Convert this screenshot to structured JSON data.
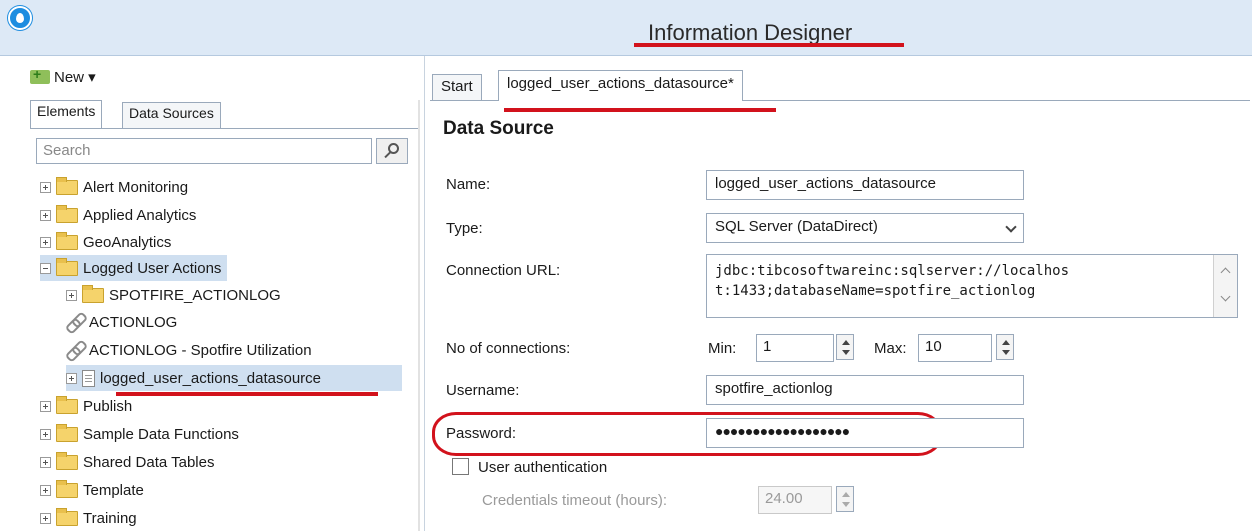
{
  "window": {
    "title": "Information Designer"
  },
  "toolbar": {
    "new_label": "New ▾"
  },
  "left": {
    "tabs": [
      "Elements",
      "Data Sources"
    ],
    "search_placeholder": "Search",
    "tree": [
      {
        "label": "Alert Monitoring",
        "type": "folder"
      },
      {
        "label": "Applied Analytics",
        "type": "folder"
      },
      {
        "label": "GeoAnalytics",
        "type": "folder"
      },
      {
        "label": "Logged User Actions",
        "type": "folder",
        "expanded": true,
        "selected": true
      },
      {
        "label": "SPOTFIRE_ACTIONLOG",
        "type": "folder"
      },
      {
        "label": "ACTIONLOG",
        "type": "link"
      },
      {
        "label": "ACTIONLOG - Spotfire Utilization",
        "type": "link"
      },
      {
        "label": "logged_user_actions_datasource",
        "type": "datasource",
        "selected": true
      },
      {
        "label": "Publish",
        "type": "folder"
      },
      {
        "label": "Sample Data Functions",
        "type": "folder"
      },
      {
        "label": "Shared Data Tables",
        "type": "folder"
      },
      {
        "label": "Template",
        "type": "folder"
      },
      {
        "label": "Training",
        "type": "folder"
      }
    ]
  },
  "right": {
    "tabs": [
      "Start",
      "logged_user_actions_datasource*"
    ],
    "section_title": "Data Source",
    "form": {
      "name_label": "Name:",
      "name_value": "logged_user_actions_datasource",
      "type_label": "Type:",
      "type_value": "SQL Server (DataDirect)",
      "url_label": "Connection URL:",
      "url_line1": "jdbc:tibcosoftwareinc:sqlserver://localhos",
      "url_line2": "t:1433;databaseName=spotfire_actionlog",
      "connections_label": "No of connections:",
      "min_label": "Min:",
      "min_value": "1",
      "max_label": "Max:",
      "max_value": "10",
      "username_label": "Username:",
      "username_value": "spotfire_actionlog",
      "password_label": "Password:",
      "password_value": "●●●●●●●●●●●●●●●●●●",
      "user_auth_label": "User authentication",
      "user_auth_checked": false,
      "timeout_label": "Credentials timeout (hours):",
      "timeout_value": "24.00"
    }
  },
  "colors": {
    "annotation_red": "#d2121c",
    "selection": "#cfdff0",
    "titlebar": "#dde9f6"
  }
}
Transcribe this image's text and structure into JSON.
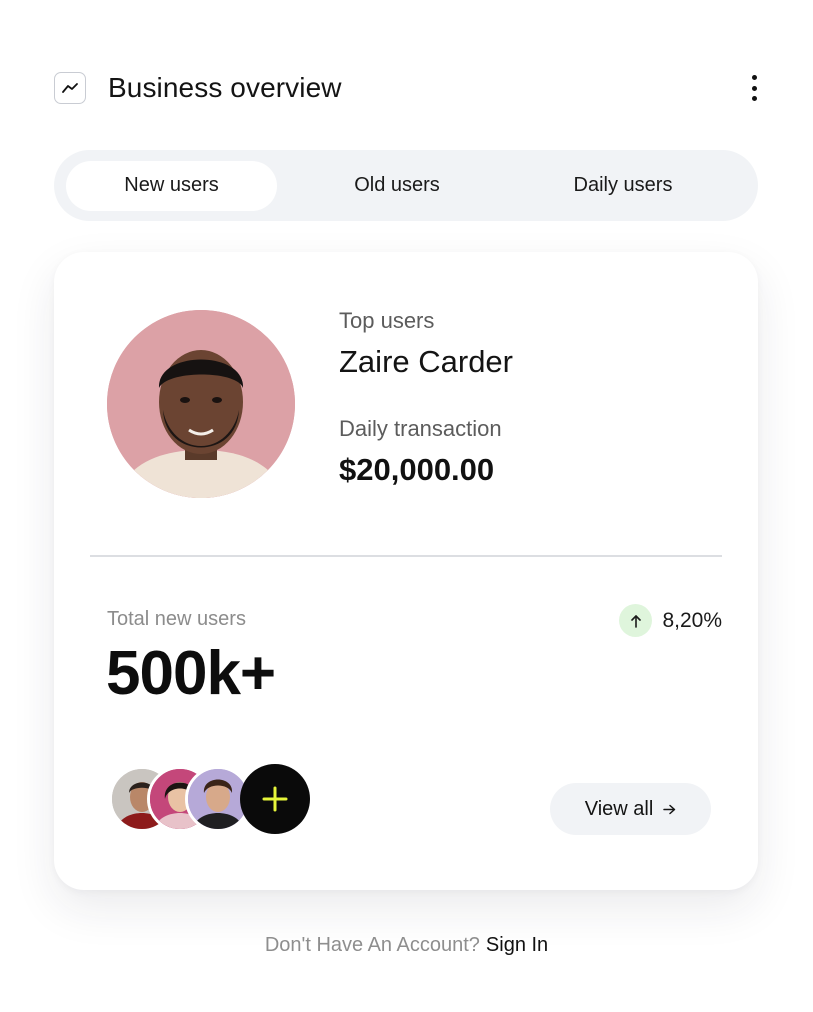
{
  "header": {
    "title": "Business overview",
    "icon": "trend-chart-icon",
    "menu_icon": "more-vertical-icon"
  },
  "tabs": [
    {
      "label": "New users",
      "active": true
    },
    {
      "label": "Old users",
      "active": false
    },
    {
      "label": "Daily users",
      "active": false
    }
  ],
  "top_user": {
    "section_label": "Top users",
    "name": "Zaire Carder",
    "transaction_label": "Daily transaction",
    "transaction_value": "$20,000.00"
  },
  "stats": {
    "total_label": "Total new users",
    "total_value": "500k+",
    "growth_value": "8,20%",
    "growth_icon": "arrow-up-icon",
    "growth_color": "#dff5dc"
  },
  "user_stack": {
    "avatars": [
      "avatar-1",
      "avatar-2",
      "avatar-3"
    ],
    "add_icon": "plus-icon",
    "add_icon_color": "#e6f53a"
  },
  "view_all": {
    "label": "View all",
    "icon": "arrow-right-icon"
  },
  "footer": {
    "prompt": "Don't Have An Account?",
    "link": "Sign In"
  }
}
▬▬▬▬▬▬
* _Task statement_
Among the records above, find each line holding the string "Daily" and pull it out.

* _Answer box_
      "label": "Daily users",
    "transaction_label": "Daily transaction",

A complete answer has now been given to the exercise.